Paint an oak kitchen in Acton in Suffolk
When asked to paint an oak kitchen in Acton in Suffolk, Traditional Painter Richard Willott had to colour match the finish to newly installed dining room furniture. All in a day’s work.
Oak Painted kitchen – After
Oak kitchen – Before
First, a trip down memory lane
The village of Acton has quite a history dating back to 1086, when its population numbered just 83, and in its time it has been home to some interesting characters. The Acton Miser who lent money to gamblers had such a good business he died the richest man in England. There was an unintended consequence of reaching the ripe old age of 97, however. He outlived all the executors of his will, and 117 years of court proceedings working out who was entitled to his estate, finally consumed every last penny of his estate!
The last woman to be hanged at Bury St Edmunds in 1847 was a 17 year-old resident of Acton who poisoned her husband by putting arsenic in his dumplings. Not a recommended seasoning.
In more recent times, the Reliant Robin was produced for a year or so in the village’s industrial estate.
And in September 2015, Mrs C contacted Richard Willott about having her oak kitchen painted!
The enquiry came via a recommendation from a previous client whose kitchen Richard had hand painted several years earlier.
In this case, they’d built an extension to add a dining area off the kitchen to open up the space considerably. The new dining room units were in a light blue and this was to be the colour of choice for the old fluted oak kitchen.
Accurate colour matching is not a problem Richard took a light blue drawer front to Paint and Paper in Norwich who scanned it and formulated a perfect match for the kitchen paint.
It is all in the preparation
It is not always practical, but wherever possible, to reduce upheaval in the client’s kitchen, Richard removes all doors and drawers and prepares them in his workshop. Meanwhile, the frames and cabinets are prepared and painted to a final coat in situ.
1 – Degrease
Richard degreases all the surfaces first with a 50/50 mix of Fluxaf Pro Clean and the help of a coarse green scourer.
2 – Sand
The Festool RTS 400 sander coupled to this style of dust extraction system keeps mess to a minimum and leaves a surface extremely flat and keyed in readiness for a base coat.
3 – Priming and painting
The first of two coats of adhesion primer are applied. Any imperfections are filled and sanded smooth and the surface left clean with a wipe over with a tack cloth, an essential part of a kitchen painter’s kit.
Back at the workshop the same process applies to all the doors, drawers and kick boards. It is a very detail-oriented job, but one Richard loves and has perfected over the years.
When Richard returns to the kitchen, the doors are all ready for a top coat. All the static components are completed, before every door and drawer is rehung and positioned in its place.
Good labelling and an experienced head definitely pay off when putting kitchens back together, particularly older kitchens which invariably need more adjustments and a little more patience than when reassembling a new installation.)

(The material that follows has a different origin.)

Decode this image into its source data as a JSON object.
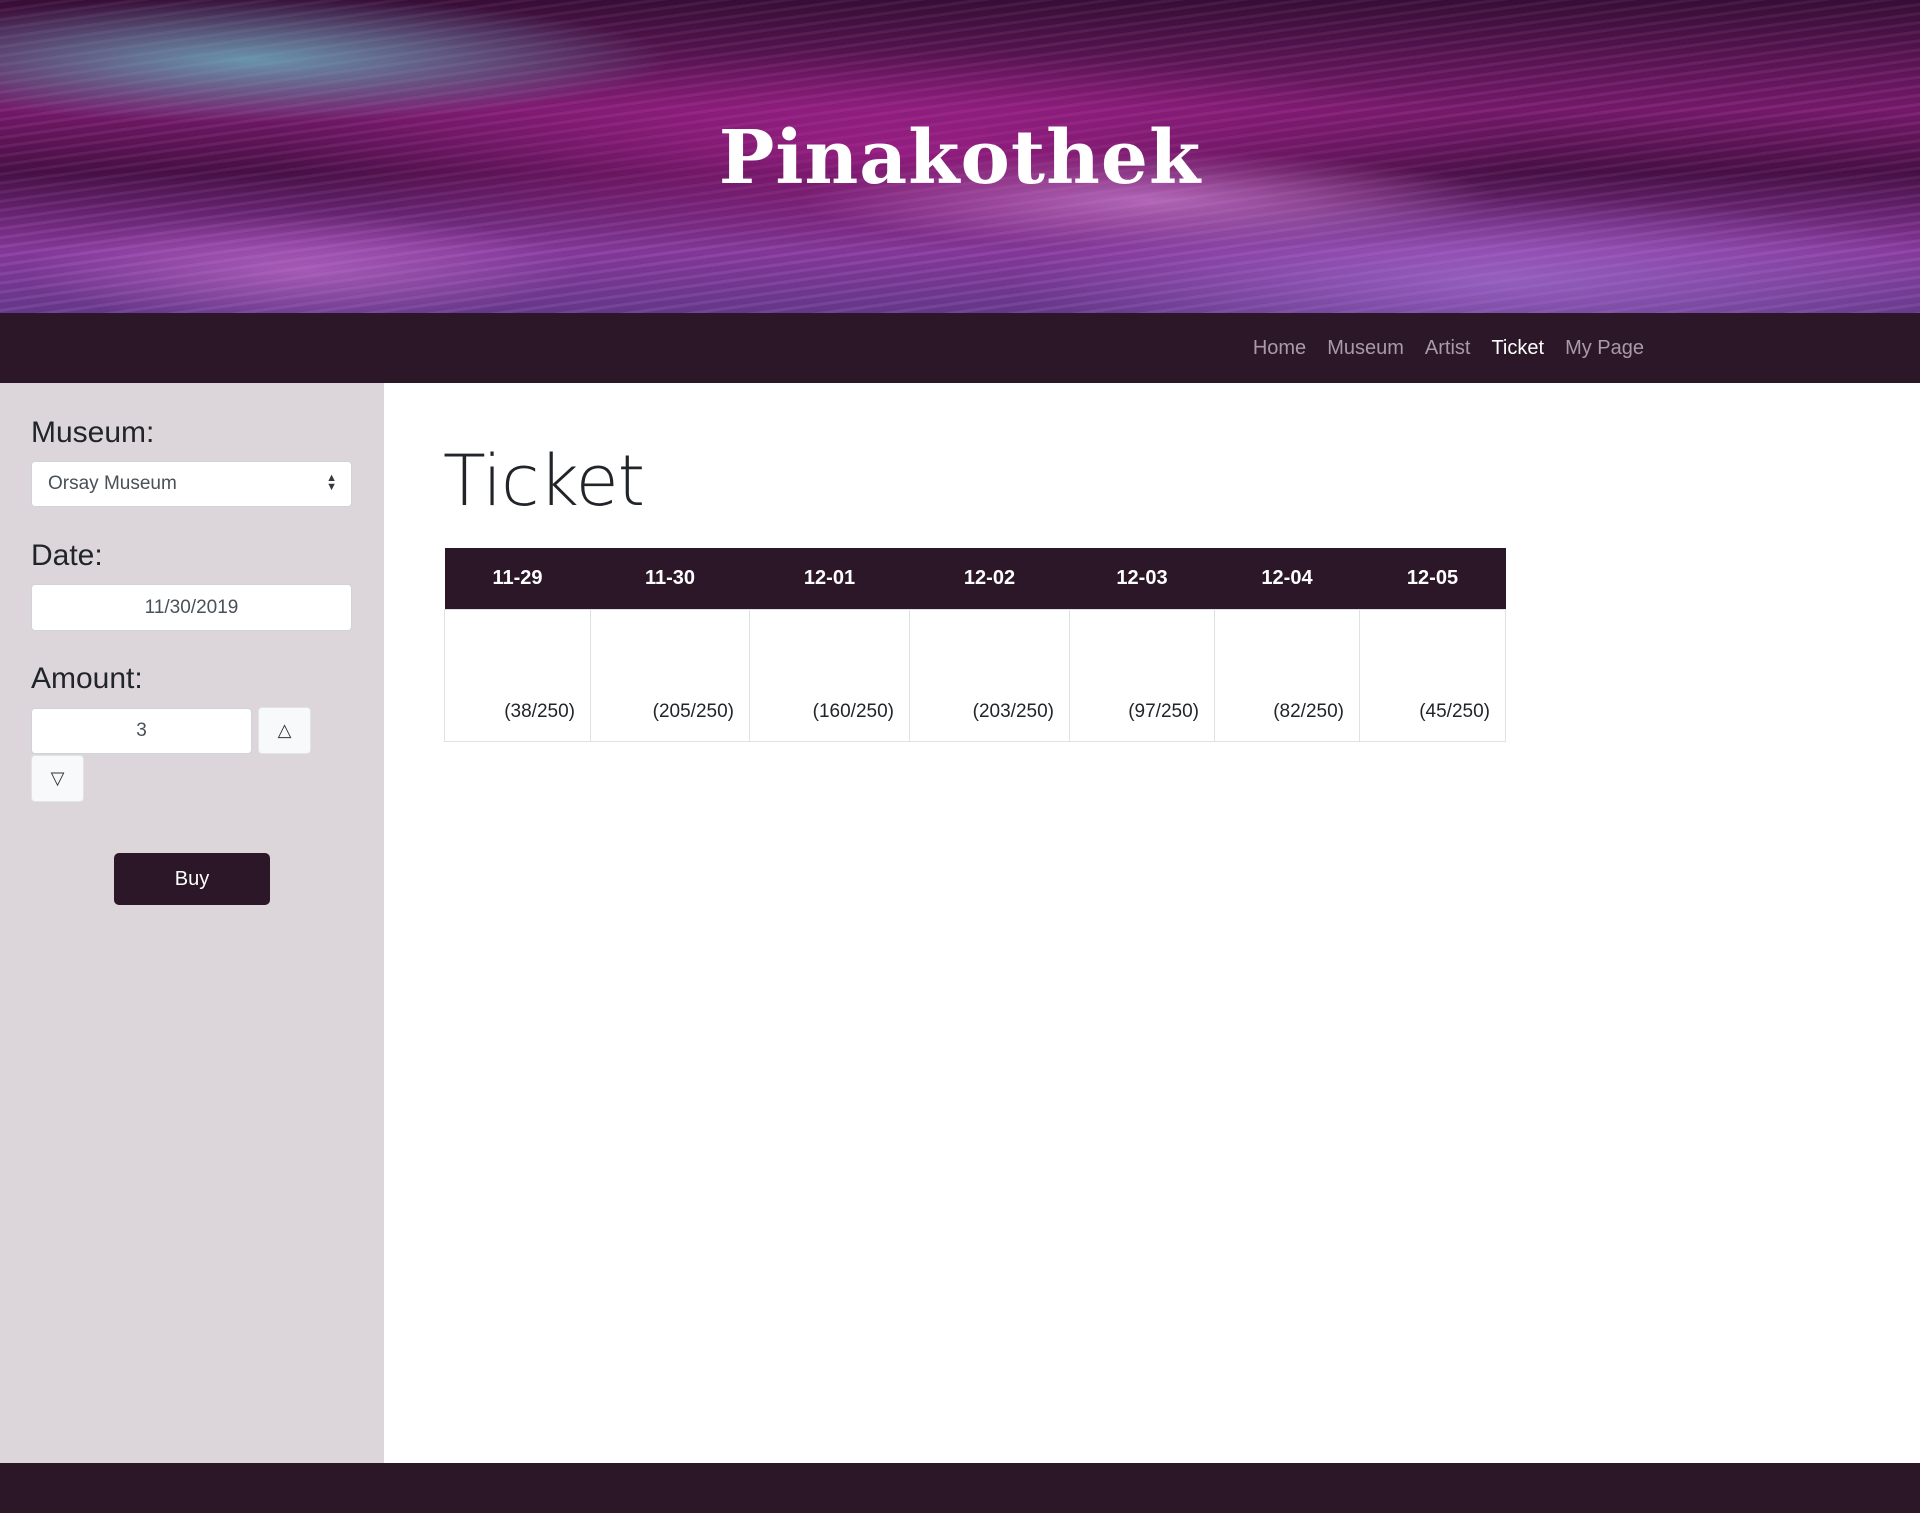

A final top coat is then applied to the doors etc and once this has dried, all the new handles are fitted.
Another reminder of the kitchen before
and after, showing what a complete transformation this job was and how the two rooms now flow together with a “new kitchen” matching the new dining room.
As always his paint of choice is Alcro’s Servalac Aqua 10 (Alcro are a subsidiary of the Tikkurila corporation) and this particular colour was named Mrs C’s blue.
Richard has documented many projects, some of which you can read through here.
Please share it on Twitter, Facebook, or print it out for reference. Thanks.